Daniel Bradford, M.S.
Ph.D, Clinical Psychology
University of Wisconsin, Madison, In Progress
M.S., Clinical Psychology, University of Wisconsin, 2010
B.A., Psychology, Auburn University, 2007
Office: 325 Psychology
Drug use has remained prevalent in our culture for millennia. While there are multiple motives for use, both social and problem users consistently report that dampening of stress is a goal of their consumption. However, decades of research have yet to specify the precise mechanisms for this stress response dampening (SRD) in humans. We need to clarify when, how, and for whom SRD occurs to answer fundamental questions about the effects of commonly used drugs. Answers to these questions will help support adaptive, healthy use and improve treatments for excessive use. This line of research may also advance our understanding of the psychological and neurobiological mechanisms involved in the cognitive-affective responses to stressors generally. Stress figures prominently in the etiology of many psychopathologies. Gaining a more nuanced understanding of the stress response promises to more broadly inform us about psychopathology etiology and treatment. To these ends, my research has focused on studying the effects of alcohol consumption on psychophysiological responses to experimentally manipulated stressors. I assess individuals’ stress responses using measures that are both explicit (e.g., self-reported anxiety) and implicit (e.g., innate muscular defensive reflexes and event related brain potentials). Recognizing that social and other life stressors vary in their predictability, I have contributed to a programmatic demonstration of greater alcohol SRD in the face of unpredictable stressors relative to predictable stressors. More recently, I have begun to explore other attributes of the stressors that humans face (e.g., controllability). By clarifying the effects of alcohol on responses to varying types of stressors my research aims to advance our understanding of the psychophysiological processes involved in social and problem alcohol use as well as adaptive and maladaptive stress.
The role of uncontrollable and unpredictable stressors in recreational and addictive drug use.

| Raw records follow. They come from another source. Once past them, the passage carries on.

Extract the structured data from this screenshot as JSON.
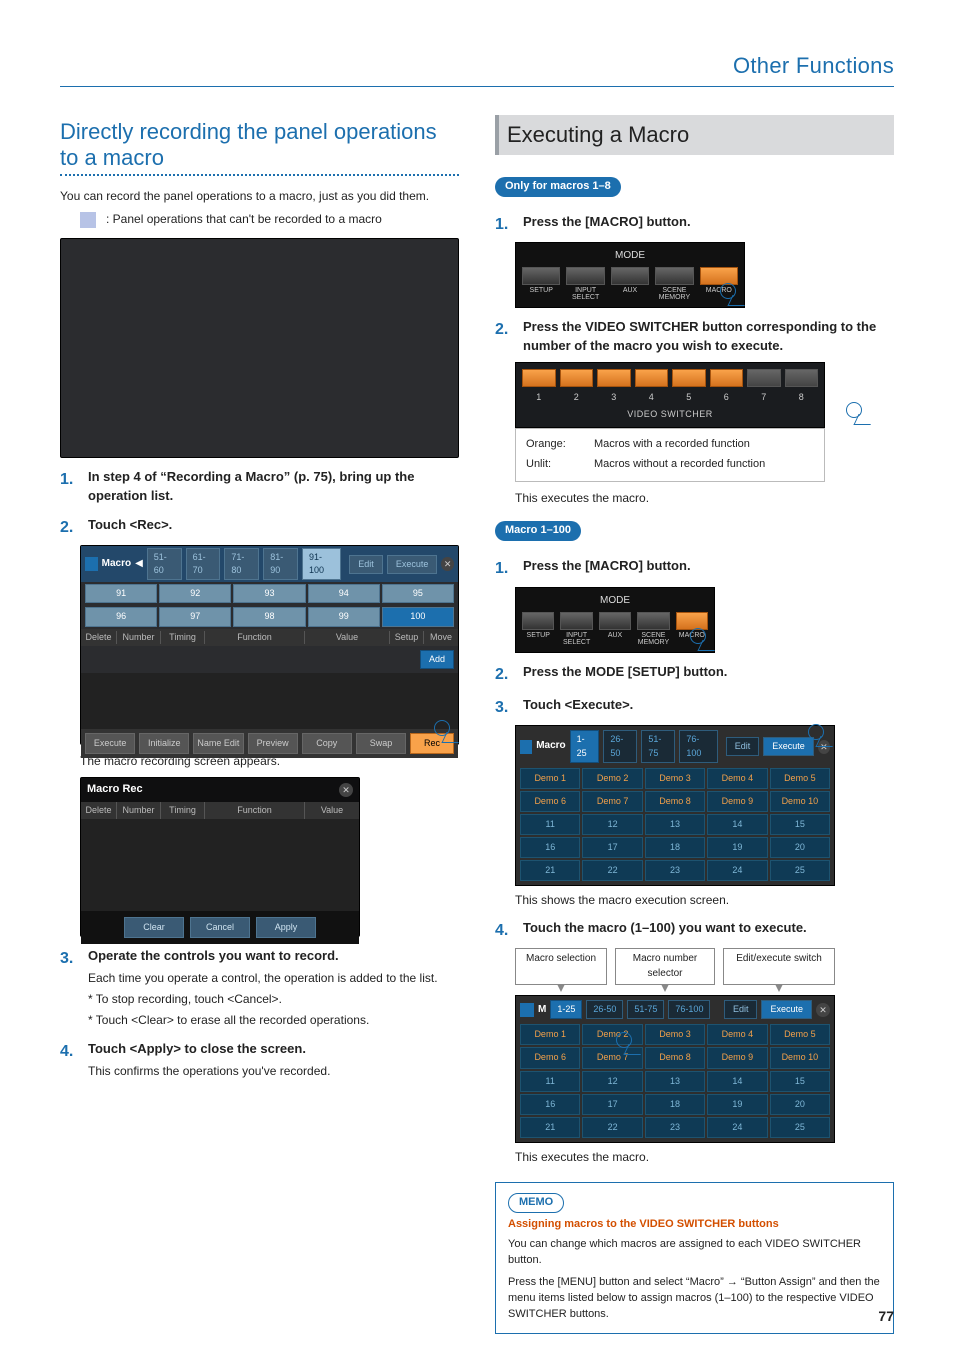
{
  "page_number": "77",
  "header": "Other Functions",
  "left": {
    "title": "Directly recording the panel operations to a macro",
    "intro": "You can record the panel operations to a macro, just as you did them.",
    "swatch_caption": ": Panel operations that can't be recorded to a macro",
    "steps": [
      {
        "num": "1.",
        "title": "In step 4 of “Recording a Macro” (p. 75), bring up the operation list."
      },
      {
        "num": "2.",
        "title": "Touch <Rec>."
      }
    ],
    "macro_list": {
      "title": "Macro",
      "arrow": "◀",
      "tabs": [
        "51-60",
        "61-70",
        "71-80",
        "81-90",
        "91-100"
      ],
      "active_tab": "91-100",
      "right_pill": "Edit",
      "right_pill2": "Execute",
      "cells_row1": [
        "91",
        "92",
        "93",
        "94",
        "95"
      ],
      "cells_row2": [
        "96",
        "97",
        "98",
        "99",
        "100"
      ],
      "cols": {
        "delete": "Delete",
        "number": "Number",
        "timing": "Timing",
        "function": "Function",
        "value": "Value",
        "setup": "Setup",
        "move": "Move"
      },
      "add_label": "Add",
      "footer": [
        "Execute",
        "Initialize",
        "Name Edit",
        "Preview",
        "Copy",
        "Swap",
        "Rec"
      ]
    },
    "after_macro_list": "The macro recording screen appears.",
    "macro_rec": {
      "title": "Macro Rec",
      "cols": {
        "delete": "Delete",
        "number": "Number",
        "timing": "Timing",
        "function": "Function",
        "value": "Value"
      },
      "footer": [
        "Clear",
        "Cancel",
        "Apply"
      ]
    },
    "step3": {
      "num": "3.",
      "title": "Operate the controls you want to record.",
      "sub": "Each time you operate a control, the operation is added to the list.",
      "b1": "*  To stop recording, touch <Cancel>.",
      "b2": "*  Touch <Clear> to erase all the recorded operations."
    },
    "step4": {
      "num": "4.",
      "title": "Touch <Apply> to close the screen.",
      "sub": "This confirms the operations you've recorded."
    }
  },
  "right": {
    "title": "Executing a Macro",
    "pill_a": "Only for macros 1–8",
    "a_steps": [
      {
        "num": "1.",
        "title": "Press the [MACRO] button."
      },
      {
        "num": "2.",
        "title": "Press the VIDEO SWITCHER button corresponding to the number of the macro you wish to execute."
      }
    ],
    "mode_panel": {
      "title": "MODE",
      "buttons": [
        "SETUP",
        "INPUT SELECT",
        "AUX",
        "SCENE MEMORY",
        "MACRO"
      ]
    },
    "switcher": {
      "numbers": [
        "1",
        "2",
        "3",
        "4",
        "5",
        "6",
        "7",
        "8"
      ],
      "sub": "VIDEO SWITCHER"
    },
    "legend": {
      "orange_k": "Orange:",
      "orange_v": "Macros with a recorded function",
      "unlit_k": "Unlit:",
      "unlit_v": "Macros without a recorded function"
    },
    "a_after": "This executes the macro.",
    "pill_b": "Macro 1–100",
    "b_steps": [
      {
        "num": "1.",
        "title": "Press the [MACRO] button."
      },
      {
        "num": "2.",
        "title": "Press the MODE [SETUP] button."
      },
      {
        "num": "3.",
        "title": "Touch <Execute>."
      }
    ],
    "macro_exec": {
      "title": "Macro",
      "tabs": [
        "1-25",
        "26-50",
        "51-75",
        "76-100"
      ],
      "active_tab": "1-25",
      "edit": "Edit",
      "execute": "Execute",
      "rows": [
        [
          "Demo 1",
          "Demo 2",
          "Demo 3",
          "Demo 4",
          "Demo 5"
        ],
        [
          "Demo 6",
          "Demo 7",
          "Demo 8",
          "Demo 9",
          "Demo 10"
        ],
        [
          "11",
          "12",
          "13",
          "14",
          "15"
        ],
        [
          "16",
          "17",
          "18",
          "19",
          "20"
        ],
        [
          "21",
          "22",
          "23",
          "24",
          "25"
        ]
      ]
    },
    "b3_after": "This shows the macro execution screen.",
    "b_step4": {
      "num": "4.",
      "title": "Touch the macro (1–100) you want to execute."
    },
    "annos": {
      "sel": "Macro selection",
      "numsel": "Macro number selector",
      "switch": "Edit/execute switch"
    },
    "b4_after": "This executes the macro.",
    "memo": {
      "badge": "MEMO",
      "heading": "Assigning macros to the VIDEO SWITCHER buttons",
      "p1": "You can change which macros are assigned to each VIDEO SWITCHER button.",
      "p2": "Press the [MENU] button and select “Macro” → “Button Assign” and then the menu items listed below to assign macros (1–100) to the respective VIDEO SWITCHER buttons."
    }
  }
}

Methodological advancement and refinement in the study of the psychophysiology of stress.
Bradford DE, Starr MJ, Shackman AJ, Curtin JJ (2015). Empirically based comparisons of the reliability and validity of common quantification approaches for eyeblink startle potentiation in humans. Psychophysiolology, 52, 1669-1681. PDF | OSF
Bradford DE, Curtin JJ, Piper ME (2015). Anticipation of smoking sufficiently dampens stress reactivity for nicotine deprived smokers. Journal of Abnormal Psychology, 124, 128-36. PMC4332561. PDF
Bradford DE, Kaye JT, Curtin JJ (2014). Not just noise: Individual differences in general startle reactivity predict startle reactivity to uncertain and certain threat. Psychophysiology, 51, 407-411. PMC3984356. PDF
Bradford DE, Shapiro BL, Curtin JJ (2013). How Bad Could It Be? Alcohol Dampens Stress Responses to Threat of Uncertain Intensity. Psychological Science, 24, 2541-2549. PMC3951286. PDF | Study Highlights